▶ _Goal of the exercise_
Scan the entries for the word "파트너스" and return every line that has it.

---------- Source information

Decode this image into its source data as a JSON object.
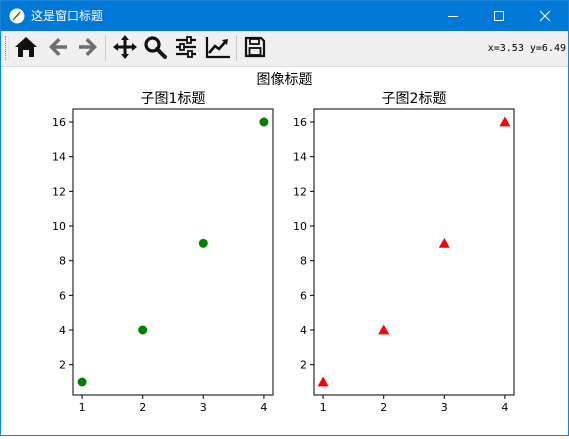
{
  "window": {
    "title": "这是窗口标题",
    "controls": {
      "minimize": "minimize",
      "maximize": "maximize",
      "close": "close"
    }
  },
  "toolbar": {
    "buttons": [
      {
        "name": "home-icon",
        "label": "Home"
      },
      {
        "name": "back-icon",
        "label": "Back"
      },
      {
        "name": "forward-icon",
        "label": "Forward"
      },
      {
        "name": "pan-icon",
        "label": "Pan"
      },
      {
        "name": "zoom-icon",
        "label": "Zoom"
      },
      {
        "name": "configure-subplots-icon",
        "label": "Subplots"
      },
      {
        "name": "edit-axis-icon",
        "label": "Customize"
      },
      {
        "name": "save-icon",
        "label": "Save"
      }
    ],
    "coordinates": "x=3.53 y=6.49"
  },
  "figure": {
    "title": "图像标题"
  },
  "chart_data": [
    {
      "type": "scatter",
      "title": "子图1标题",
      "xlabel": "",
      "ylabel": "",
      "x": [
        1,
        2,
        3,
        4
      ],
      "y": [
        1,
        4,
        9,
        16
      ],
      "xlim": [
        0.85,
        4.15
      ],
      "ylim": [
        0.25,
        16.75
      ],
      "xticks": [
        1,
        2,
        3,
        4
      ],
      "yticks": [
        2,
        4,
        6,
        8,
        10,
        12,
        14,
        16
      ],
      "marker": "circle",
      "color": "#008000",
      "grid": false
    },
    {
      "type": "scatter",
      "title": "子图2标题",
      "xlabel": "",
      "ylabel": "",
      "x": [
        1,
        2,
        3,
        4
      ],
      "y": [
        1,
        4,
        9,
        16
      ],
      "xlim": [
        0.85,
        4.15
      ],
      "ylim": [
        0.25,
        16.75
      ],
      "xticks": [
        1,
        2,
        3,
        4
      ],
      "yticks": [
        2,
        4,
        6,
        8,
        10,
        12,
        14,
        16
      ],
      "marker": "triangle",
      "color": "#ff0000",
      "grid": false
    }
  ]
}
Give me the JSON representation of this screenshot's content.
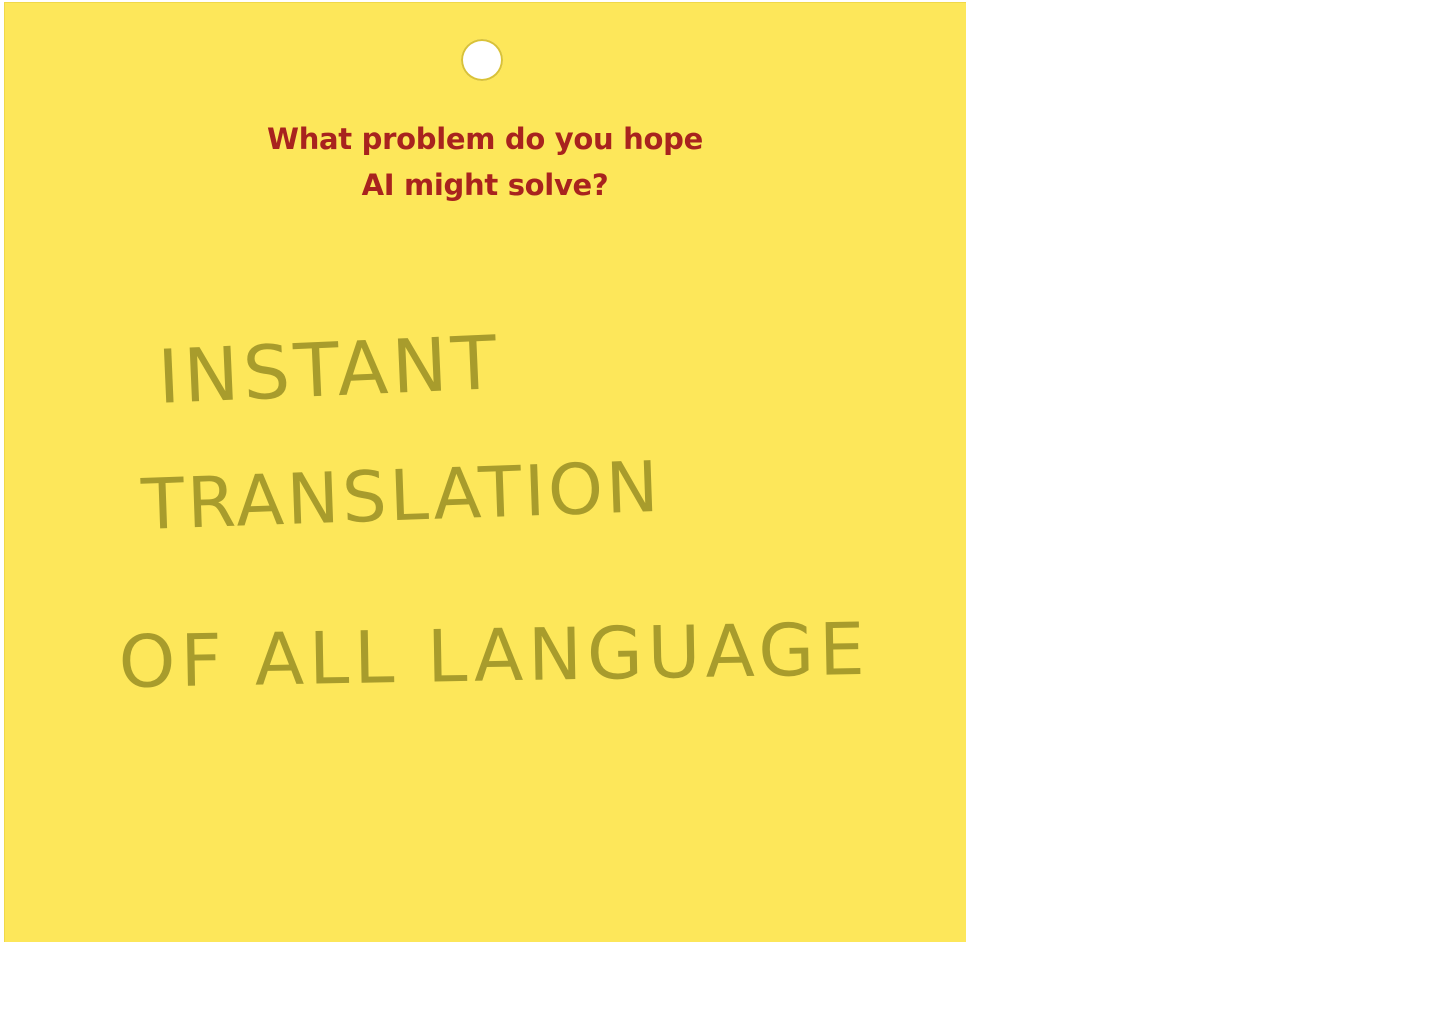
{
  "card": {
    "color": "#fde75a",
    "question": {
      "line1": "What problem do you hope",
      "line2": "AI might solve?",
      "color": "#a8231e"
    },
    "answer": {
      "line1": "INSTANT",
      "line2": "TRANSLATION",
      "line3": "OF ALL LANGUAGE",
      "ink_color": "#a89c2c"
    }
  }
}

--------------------
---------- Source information

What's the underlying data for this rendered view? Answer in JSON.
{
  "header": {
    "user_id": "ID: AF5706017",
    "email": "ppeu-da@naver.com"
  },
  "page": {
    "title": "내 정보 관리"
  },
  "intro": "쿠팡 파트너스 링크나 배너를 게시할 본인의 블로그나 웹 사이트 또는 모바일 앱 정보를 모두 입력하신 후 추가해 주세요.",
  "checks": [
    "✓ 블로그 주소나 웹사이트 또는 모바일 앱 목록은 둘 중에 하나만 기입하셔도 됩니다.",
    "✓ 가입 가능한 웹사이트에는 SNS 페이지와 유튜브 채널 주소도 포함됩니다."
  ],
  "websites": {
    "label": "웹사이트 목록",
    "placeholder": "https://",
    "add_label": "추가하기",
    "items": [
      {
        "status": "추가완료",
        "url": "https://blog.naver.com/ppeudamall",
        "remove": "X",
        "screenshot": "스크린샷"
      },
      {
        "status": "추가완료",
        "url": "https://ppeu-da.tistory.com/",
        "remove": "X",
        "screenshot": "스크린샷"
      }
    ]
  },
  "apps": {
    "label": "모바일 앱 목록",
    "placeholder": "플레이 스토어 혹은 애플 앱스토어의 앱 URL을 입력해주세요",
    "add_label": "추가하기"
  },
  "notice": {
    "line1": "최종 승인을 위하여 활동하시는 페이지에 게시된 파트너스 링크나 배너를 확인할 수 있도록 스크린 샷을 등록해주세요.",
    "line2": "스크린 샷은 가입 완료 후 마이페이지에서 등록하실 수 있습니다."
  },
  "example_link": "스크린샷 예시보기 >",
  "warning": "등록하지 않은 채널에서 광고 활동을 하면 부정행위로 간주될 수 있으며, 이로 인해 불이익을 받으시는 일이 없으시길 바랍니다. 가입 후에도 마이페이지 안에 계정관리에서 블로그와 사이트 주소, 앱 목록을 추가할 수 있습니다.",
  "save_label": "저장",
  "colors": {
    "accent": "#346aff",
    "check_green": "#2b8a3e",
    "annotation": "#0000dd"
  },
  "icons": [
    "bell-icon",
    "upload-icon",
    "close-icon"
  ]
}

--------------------

▶ _Task response_
  "intro": "쿠팡 파트너스 링크나 배너를 게시할 본인의 블로그나 웹 사이트 또는 모바일 앱 정보를 모두 입력하신 후 추가해 주세요.",
    "line1": "최종 승인을 위하여 활동하시는 페이지에 게시된 파트너스 링크나 배너를 확인할 수 있도록 스크린 샷을 등록해주세요.",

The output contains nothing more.